Henry Kasdon learned to break dance on his mom's tennis court. Now he's a dance teacher who is astute enough about marketing to change the names of moves from the Brooklyn to the Brookline. He is a successful dancer; he's getting ready to switch careers to trial law. “I want my kids to be taken care of,” he says. Not that he has any now, but Kasdon is a man with a plan.
The odds are, recent college grads will be working for the next fifty years. That's a long time. No one expects to stay in the same job for fifty years, and probably not even the same career. So why not have a starter career before you get down to the business of making enough money to buy a home or raise a family?
A starter career is similar to a starter marriage but without the pain of divorce. Pamela Paul, author of Starter Marriage and the Future of Matrimony, says, “Once you're at the end of a starter marriage, you realize all your mistakes, misperceptions and false expectations that you had, and you can make better decision next time.” And the same is true for careers. Pick a starter career with the best of intentions, but be ready to learn from your shortcomings to make the second one even better.
A starter career is serious business. This is not a McJob to pay the bills. You might need one of those in your life, but a McJob is not a conscious, career decision so much as an acknowledgement that starving is painful. A starter career aims to accomplish something; otherwise you're just spinning your wheels, biding time.

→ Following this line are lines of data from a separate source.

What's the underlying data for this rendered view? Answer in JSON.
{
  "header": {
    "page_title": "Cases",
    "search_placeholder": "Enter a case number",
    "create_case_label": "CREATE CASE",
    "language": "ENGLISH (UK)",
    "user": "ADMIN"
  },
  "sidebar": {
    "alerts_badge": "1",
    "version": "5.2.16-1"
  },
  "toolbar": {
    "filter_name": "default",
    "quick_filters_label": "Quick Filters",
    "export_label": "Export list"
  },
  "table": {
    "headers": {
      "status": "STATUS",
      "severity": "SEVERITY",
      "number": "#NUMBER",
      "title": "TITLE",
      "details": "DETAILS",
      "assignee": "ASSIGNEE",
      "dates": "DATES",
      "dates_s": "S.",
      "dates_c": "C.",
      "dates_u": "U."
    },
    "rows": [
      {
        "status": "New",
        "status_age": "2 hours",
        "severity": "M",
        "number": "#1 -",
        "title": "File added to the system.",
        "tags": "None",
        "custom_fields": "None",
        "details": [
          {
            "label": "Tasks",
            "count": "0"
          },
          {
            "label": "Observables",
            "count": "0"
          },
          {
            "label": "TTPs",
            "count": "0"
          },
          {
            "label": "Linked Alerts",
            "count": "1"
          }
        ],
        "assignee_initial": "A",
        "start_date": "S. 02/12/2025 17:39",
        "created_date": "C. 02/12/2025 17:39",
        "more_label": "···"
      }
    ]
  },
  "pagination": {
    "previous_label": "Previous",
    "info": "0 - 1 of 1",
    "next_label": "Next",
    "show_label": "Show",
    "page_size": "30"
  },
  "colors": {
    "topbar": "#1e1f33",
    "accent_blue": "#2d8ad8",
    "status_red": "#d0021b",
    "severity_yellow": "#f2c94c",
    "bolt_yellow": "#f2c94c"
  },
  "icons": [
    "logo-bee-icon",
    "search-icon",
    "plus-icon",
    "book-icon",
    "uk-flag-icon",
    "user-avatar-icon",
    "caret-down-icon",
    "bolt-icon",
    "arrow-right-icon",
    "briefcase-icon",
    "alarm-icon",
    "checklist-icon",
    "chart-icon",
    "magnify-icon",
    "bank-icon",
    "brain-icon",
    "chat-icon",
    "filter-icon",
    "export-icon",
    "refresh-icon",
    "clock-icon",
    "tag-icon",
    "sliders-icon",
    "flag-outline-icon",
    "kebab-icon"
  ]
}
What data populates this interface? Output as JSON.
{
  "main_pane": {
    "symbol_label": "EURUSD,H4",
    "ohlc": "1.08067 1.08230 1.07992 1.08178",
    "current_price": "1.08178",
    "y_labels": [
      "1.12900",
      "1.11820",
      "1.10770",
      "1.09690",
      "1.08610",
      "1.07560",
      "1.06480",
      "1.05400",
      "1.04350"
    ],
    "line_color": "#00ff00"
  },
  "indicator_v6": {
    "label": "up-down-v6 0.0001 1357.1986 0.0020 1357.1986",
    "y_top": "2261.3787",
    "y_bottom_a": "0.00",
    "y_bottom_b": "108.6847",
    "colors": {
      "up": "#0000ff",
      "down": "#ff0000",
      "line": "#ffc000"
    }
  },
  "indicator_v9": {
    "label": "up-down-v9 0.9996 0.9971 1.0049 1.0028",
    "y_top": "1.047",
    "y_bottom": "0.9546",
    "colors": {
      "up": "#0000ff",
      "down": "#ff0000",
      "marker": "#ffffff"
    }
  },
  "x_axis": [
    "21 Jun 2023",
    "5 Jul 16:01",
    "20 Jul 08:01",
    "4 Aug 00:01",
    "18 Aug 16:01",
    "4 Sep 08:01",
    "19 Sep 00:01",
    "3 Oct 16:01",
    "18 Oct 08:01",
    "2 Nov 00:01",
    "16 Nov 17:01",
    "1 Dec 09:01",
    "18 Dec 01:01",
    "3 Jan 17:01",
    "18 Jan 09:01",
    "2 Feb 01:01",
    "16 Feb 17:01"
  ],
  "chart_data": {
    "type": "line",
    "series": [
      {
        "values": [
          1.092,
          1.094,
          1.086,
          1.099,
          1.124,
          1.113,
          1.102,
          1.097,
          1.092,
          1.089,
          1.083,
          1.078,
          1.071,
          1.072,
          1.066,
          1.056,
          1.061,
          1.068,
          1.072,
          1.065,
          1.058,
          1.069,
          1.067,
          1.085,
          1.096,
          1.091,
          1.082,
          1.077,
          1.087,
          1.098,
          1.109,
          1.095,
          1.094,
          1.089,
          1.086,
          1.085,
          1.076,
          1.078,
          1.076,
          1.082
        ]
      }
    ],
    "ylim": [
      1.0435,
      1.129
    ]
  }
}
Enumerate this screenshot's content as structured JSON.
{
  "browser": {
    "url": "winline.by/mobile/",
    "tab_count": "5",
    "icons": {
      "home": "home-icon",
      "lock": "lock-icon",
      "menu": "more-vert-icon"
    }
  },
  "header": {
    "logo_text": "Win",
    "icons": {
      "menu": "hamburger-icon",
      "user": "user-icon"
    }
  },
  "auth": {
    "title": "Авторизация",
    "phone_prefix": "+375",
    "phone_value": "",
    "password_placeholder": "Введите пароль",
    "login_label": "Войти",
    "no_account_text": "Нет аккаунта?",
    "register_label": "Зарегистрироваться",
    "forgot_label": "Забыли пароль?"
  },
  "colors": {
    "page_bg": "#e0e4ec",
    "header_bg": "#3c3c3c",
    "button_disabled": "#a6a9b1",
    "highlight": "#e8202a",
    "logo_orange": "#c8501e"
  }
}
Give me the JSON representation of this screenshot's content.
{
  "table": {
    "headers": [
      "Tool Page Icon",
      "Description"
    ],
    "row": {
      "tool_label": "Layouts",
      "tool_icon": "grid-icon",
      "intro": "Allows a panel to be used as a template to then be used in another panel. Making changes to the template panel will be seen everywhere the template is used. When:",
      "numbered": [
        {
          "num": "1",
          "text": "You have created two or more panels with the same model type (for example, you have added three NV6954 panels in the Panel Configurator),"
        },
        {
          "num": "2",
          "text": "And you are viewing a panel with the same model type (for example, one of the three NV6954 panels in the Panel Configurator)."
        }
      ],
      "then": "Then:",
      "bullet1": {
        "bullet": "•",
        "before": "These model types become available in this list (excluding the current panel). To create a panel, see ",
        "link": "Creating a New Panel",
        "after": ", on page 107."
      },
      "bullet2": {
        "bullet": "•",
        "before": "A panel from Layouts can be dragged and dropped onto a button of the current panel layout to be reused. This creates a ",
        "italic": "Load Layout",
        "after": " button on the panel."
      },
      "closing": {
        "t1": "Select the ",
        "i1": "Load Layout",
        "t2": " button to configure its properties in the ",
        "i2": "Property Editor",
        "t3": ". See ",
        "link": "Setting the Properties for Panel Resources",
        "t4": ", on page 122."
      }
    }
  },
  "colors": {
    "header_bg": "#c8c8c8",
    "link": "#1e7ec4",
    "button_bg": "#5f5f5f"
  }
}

A starter career should have meaning to you. Sonja Lyubomirsky, assistant professor of psychology at University of California at Riverside, describes meaningful work as a job that meets a core goal. “People have important goals that come from inside themselves, for example personal growth, community or relationships. Jobs that allow you to meet intrinsic goals will lead to more happiness.”
Kasdon is audibly elated when he describes how he's grown as a dancer and how he has helped other people to learn, which is what makes his dancing a starter career rather than just a sideshow to pay bills.
It should be too risky to do later. Barbara Reinhold, director of the Executive Education for Women program at Smith College, generally recommends that if you can squelch your spending, you should make some money before you launch a low-paying career; if nothing else, creative juices work better when they are not diverted to financial crises. But in many cases, there is no time to wait. For Kasdon, we're talking knees. A break dancing career will not be available to him physically later in life. For others, like math rockers, the cool factor precludes breakout success as a forty-year-old, so you should get out your CD earlier than that.
Paul says that most starter marriages are to college sweethearts. Read: Married for love and not earning potential. And that's what you should be thinking with your starter career. The money can come later — the second time around. Jason Cole, managing director of Abacus Wealth Partners, a national financial planning firm, says when asked about people in their twenties: “We encourage people to pursue their passions. They'll have a lot of years to earn money. Sure you'll lose something by forgoing the ability to put money away, but you need to balance what is most important to you.” (Savor these words because you will not qualify for any more advice from Abacus Wealth Partners until your net worth reaches $1 million.)
You might think a starter career is risky, but there are dangers to taking time to make some money before you do what you love. Reinhold warns that a good paying career straight out of the gate leads to “golden handcuff syndrome”. She writes that, “You have to be careful not to grow your tastes with your income”? anesthetic spending is the phenomenon where you spend and spend to try to forget that the lucrative work you’re doing doesn’t really fit you.”
For those of you not totally convinced of the financial genius of a starter career, take solace in the fact that even if you don't begin saving for retirement until you're 25, you'll be ten years ahead of the average baby boomer.